## [AIM OF THE TASK]
Pull out each line of the records holding the string "this".

## [AVAILABLE DATA]
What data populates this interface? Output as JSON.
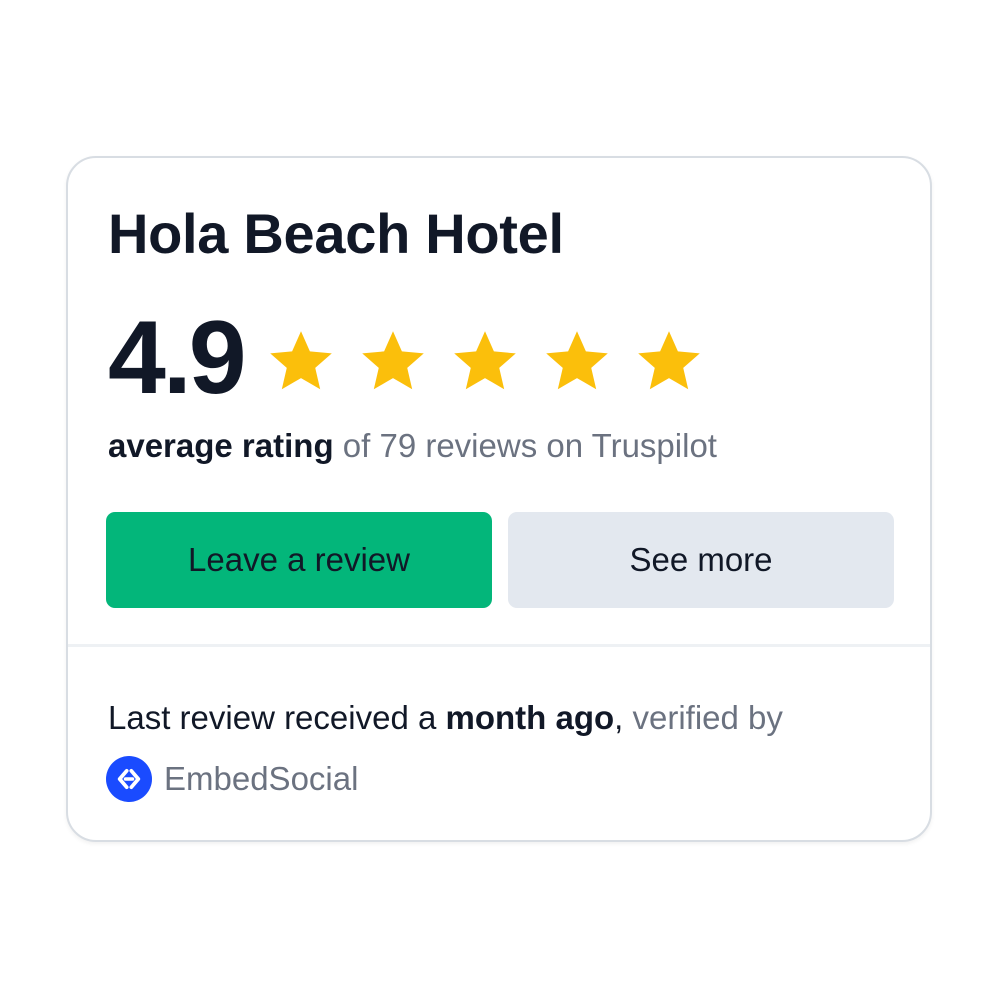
{
  "widget": {
    "title": "Hola Beach Hotel",
    "rating": "4.9",
    "stars_filled": 5,
    "stars_total": 5,
    "star_color": "#fbbf0b",
    "summary_bold": "average rating",
    "summary_rest": " of 79 reviews on Truspilot"
  },
  "buttons": {
    "leave_review_label": "Leave a review",
    "see_more_label": "See more",
    "primary_color": "#03b67a",
    "secondary_color": "#e3e8ef"
  },
  "footer": {
    "prefix": "Last review received a ",
    "bold": "month ago",
    "comma": ",",
    "suffix": " verified by",
    "brand_name": "EmbedSocial",
    "brand_icon": "embedsocial-logo-icon",
    "brand_color": "#1a4bff"
  }
}
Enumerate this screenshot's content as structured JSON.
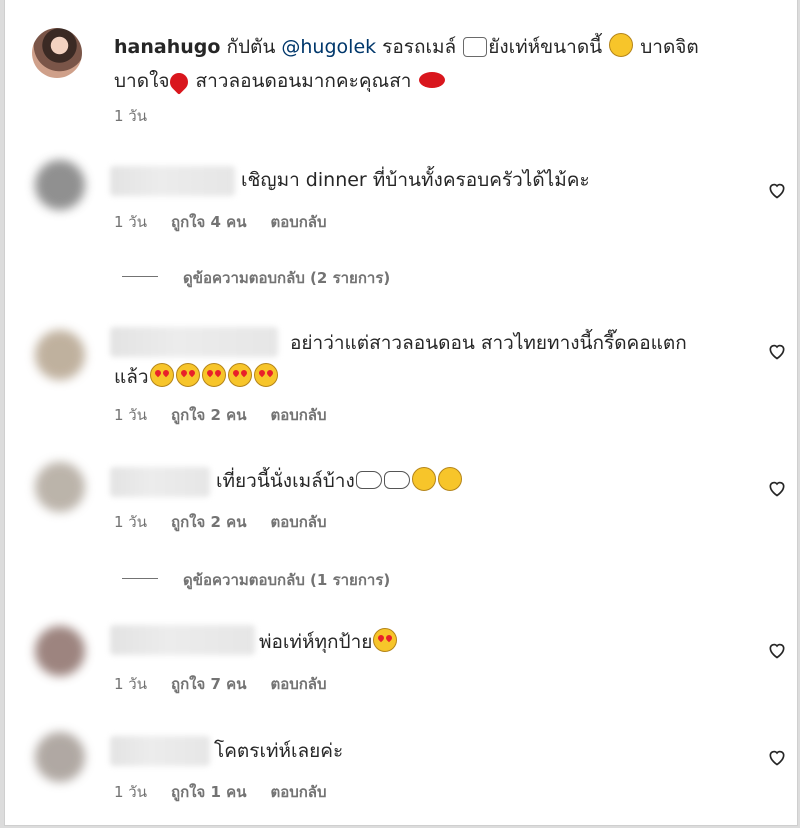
{
  "post": {
    "username": "hanahugo",
    "caption_part1": " กัปตัน ",
    "mention": "@hugolek",
    "caption_part2": " รอรถเมล์ ",
    "caption_part3": "ยังเท่ห์ขนาดนี้ ",
    "caption_part4": " บาดจิต",
    "caption_part5": "บาดใจ",
    "caption_part6": " สาวลอนดอนมากคะคุณสา ",
    "time": "1 วัน"
  },
  "comments": [
    {
      "text": "เชิญมา dinner ที่บ้านทั้งครอบครัวได้ไม้คะ",
      "time": "1 วัน",
      "likes": "ถูกใจ 4 คน",
      "reply": "ตอบกลับ",
      "view_replies": "ดูข้อความตอบกลับ (2 รายการ)"
    },
    {
      "text": "อย่าว่าแต่สาวลอนดอน สาวไทยทางนี้กรี๊ดคอแตก",
      "text2": "แล้ว",
      "time": "1 วัน",
      "likes": "ถูกใจ 2 คน",
      "reply": "ตอบกลับ"
    },
    {
      "text": "เที่ยวนี้นั่งเมล์บ้าง",
      "time": "1 วัน",
      "likes": "ถูกใจ 2 คน",
      "reply": "ตอบกลับ",
      "view_replies": "ดูข้อความตอบกลับ (1 รายการ)"
    },
    {
      "text": "พ่อเท่ห์ทุกป้าย",
      "time": "1 วัน",
      "likes": "ถูกใจ 7 คน",
      "reply": "ตอบกลับ"
    },
    {
      "text": "โคตรเท่ห์เลยค่ะ",
      "time": "1 วัน",
      "likes": "ถูกใจ 1 คน",
      "reply": "ตอบกลับ"
    }
  ],
  "icons": {
    "like": "heart-outline-icon"
  }
}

## [ANSWER BOX]
What data populates this interface? Output as JSON.
Enumerate this screenshot's content as structured JSON.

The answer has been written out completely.